Evaluating COVID-19 Vaccine Boosters: Bivalent Omicron Variant Fourth Dose Booster Sub-Study (COVBOOST)

Status: Follow-up completed April 2023.  

Population: Adults 30 years and older.  

Disease group: COVID 

Funder: NIHR (National Institute for Health Research)  

Sponsor: University Hospital Southampton NHS Foundation Trust 

Principal Investigator: Prof Paul Heath 

Study Aims 

The COVID-19 virus is always mutating, which allows it to evade the immune response generated by existing vaccines. There are several licensed COVID-19 vaccines in the UK, including new vaccines which target the Omicron variant of the virus. It is currently unknown whether providing more doses of original COVID-19 vaccines (such as BNT162b2, the Pfizer vaccine) would produce better immune responses against the Omicron variant or other COVID-19 variants, or whether giving updated vaccines which are designed to help the body recognise the Omicron variant spike protein (such as mRNA-1273.214) would provide better protection. 
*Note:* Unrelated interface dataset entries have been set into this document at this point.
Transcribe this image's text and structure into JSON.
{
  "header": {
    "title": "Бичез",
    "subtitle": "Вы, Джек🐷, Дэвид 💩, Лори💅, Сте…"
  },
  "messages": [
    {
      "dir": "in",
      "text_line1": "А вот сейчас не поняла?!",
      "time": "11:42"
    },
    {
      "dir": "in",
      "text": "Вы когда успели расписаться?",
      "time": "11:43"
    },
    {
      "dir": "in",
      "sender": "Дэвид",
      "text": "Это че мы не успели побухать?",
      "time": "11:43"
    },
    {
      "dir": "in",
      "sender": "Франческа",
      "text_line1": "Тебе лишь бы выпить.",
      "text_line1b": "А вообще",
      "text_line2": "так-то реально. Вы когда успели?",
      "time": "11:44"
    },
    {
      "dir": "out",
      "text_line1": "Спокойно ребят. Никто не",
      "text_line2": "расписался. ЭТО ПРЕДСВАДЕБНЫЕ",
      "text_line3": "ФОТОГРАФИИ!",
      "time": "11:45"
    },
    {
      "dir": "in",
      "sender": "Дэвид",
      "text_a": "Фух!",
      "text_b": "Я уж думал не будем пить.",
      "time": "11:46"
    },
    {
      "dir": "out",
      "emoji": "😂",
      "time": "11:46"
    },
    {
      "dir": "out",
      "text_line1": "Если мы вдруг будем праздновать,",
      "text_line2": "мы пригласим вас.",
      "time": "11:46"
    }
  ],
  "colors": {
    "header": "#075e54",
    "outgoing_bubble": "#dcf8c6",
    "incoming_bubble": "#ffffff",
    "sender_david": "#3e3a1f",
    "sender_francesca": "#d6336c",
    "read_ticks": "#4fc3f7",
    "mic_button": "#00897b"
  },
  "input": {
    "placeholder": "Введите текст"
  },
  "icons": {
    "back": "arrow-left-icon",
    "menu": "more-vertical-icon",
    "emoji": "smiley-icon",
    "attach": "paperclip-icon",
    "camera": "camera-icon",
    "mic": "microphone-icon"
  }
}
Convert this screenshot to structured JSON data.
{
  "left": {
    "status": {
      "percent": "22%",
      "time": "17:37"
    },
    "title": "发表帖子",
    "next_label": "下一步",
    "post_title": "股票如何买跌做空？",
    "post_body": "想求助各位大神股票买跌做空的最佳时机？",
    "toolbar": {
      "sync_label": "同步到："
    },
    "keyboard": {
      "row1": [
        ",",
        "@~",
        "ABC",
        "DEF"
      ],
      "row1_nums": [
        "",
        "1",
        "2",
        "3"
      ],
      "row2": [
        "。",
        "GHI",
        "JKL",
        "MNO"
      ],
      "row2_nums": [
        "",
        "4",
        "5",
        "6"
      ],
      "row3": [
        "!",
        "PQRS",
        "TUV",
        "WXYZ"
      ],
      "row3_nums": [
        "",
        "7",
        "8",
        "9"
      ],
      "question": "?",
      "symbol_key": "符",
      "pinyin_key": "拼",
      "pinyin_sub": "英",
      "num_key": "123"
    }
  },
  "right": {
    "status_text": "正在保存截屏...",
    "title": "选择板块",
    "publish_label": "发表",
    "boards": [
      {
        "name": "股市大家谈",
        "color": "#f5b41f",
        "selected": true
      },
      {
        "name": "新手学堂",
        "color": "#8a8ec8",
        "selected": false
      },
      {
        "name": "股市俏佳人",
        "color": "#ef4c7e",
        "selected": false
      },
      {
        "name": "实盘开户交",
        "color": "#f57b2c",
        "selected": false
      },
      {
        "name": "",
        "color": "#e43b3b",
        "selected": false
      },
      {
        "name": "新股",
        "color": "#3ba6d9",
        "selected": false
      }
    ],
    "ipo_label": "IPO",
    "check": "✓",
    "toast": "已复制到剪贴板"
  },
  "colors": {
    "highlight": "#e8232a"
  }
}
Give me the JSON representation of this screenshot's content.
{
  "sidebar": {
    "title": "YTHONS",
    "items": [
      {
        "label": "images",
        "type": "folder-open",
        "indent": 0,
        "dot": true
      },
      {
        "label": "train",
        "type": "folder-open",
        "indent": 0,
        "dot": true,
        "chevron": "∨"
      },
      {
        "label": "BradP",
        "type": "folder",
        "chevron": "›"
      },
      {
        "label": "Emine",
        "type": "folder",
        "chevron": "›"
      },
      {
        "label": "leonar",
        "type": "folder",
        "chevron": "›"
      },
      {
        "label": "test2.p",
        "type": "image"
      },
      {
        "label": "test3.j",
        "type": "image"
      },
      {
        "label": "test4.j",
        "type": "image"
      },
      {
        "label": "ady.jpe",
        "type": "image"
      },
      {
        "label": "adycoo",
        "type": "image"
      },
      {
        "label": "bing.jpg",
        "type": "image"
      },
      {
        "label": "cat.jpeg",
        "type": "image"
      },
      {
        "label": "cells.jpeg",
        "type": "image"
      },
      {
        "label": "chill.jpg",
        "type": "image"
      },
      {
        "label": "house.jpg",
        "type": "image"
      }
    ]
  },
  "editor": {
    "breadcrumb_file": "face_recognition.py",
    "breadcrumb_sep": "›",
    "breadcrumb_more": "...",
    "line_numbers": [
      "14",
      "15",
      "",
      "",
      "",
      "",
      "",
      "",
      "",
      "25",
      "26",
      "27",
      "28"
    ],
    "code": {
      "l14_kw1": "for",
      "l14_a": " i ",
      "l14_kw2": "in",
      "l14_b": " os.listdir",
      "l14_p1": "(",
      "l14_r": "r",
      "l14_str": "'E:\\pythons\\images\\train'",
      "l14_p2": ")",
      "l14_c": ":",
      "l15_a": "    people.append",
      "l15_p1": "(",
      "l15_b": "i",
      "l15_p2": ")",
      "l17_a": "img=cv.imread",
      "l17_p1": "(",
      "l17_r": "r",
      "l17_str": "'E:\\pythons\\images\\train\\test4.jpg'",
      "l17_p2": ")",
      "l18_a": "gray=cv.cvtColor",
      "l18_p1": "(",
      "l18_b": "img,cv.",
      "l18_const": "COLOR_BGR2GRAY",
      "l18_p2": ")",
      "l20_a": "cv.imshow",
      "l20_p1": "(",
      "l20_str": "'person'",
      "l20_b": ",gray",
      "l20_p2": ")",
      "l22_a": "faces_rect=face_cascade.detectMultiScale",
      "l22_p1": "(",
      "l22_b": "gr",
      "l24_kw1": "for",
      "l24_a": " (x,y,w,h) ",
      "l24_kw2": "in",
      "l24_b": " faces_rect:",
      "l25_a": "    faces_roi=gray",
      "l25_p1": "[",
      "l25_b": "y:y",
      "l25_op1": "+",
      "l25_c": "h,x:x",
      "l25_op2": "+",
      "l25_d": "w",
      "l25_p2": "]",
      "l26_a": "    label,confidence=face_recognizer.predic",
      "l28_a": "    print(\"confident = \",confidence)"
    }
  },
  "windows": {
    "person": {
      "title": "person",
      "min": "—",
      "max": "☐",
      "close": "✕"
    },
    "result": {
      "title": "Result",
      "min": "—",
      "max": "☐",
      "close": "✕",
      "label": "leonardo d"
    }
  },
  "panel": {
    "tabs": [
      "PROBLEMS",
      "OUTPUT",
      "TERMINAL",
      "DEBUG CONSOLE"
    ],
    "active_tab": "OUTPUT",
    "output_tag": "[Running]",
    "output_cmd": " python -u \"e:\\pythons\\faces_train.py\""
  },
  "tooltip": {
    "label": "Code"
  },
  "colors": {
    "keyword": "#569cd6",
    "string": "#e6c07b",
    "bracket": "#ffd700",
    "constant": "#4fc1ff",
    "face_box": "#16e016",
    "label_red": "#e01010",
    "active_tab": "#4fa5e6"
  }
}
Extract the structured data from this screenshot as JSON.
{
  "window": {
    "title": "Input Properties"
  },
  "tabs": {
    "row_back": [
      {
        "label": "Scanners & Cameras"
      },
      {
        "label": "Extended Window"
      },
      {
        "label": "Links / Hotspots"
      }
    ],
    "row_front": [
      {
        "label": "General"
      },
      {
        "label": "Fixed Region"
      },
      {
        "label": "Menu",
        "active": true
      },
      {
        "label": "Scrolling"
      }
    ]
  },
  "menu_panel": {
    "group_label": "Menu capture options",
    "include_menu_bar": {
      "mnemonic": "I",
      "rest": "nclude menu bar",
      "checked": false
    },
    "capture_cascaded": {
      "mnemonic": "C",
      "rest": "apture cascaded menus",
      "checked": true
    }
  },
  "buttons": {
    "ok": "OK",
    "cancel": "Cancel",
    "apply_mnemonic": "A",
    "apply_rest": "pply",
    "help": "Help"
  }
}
This study is trying to determine the side effects, safety and immune response of giving different fourth COVID-19 vaccine booster doses of BNT162b2 (Pfizer) or mRNA-1273.214 (Moderna Bivalent) to people aged 30 and older who have previously received 3 doses of COVID-19 vaccine.  

What does participating in the study involve?  

The study lasts for 242 days (about 8 months) and involves 5 study visits with blood tests taken at each visit: 

  • Screening and vaccination visit: At the first visit, study staff talk to potential participants about the study and what to expect, and about their health and details of previous covid vaccines to check whether they can take part in the study.  If someone is eligible to take part and would like to do so, they are asked to sign a consent form.  
  • Participants then have vital signs checked and may have a physical examination by a doctor. They will have baseline antibody blood tests and tests of liver and kidney function for safety. Then, they are randomly allocated to receive either BNT162b2 (Pfizer) or mRNA1273.214 (Moderna Bivalent) as an injection into the arm.  
  • Follow-up after vaccination an “e-Diary”, thermometer and tape measure is given to participants to record their temperature and any symptoms they have for 7 days after they have the vaccine, and any symptoms for 21 days after the vaccine.  
  • Follow-up visits: participants return to the clinic for four short visits to check they are fine, any changes to their health or medicines and to have blood tests.  
  • Participants are told which vaccine they received when they finish the study after their day 242 visit.  

To find out more about the study, visit the study website here: covboost.org.uk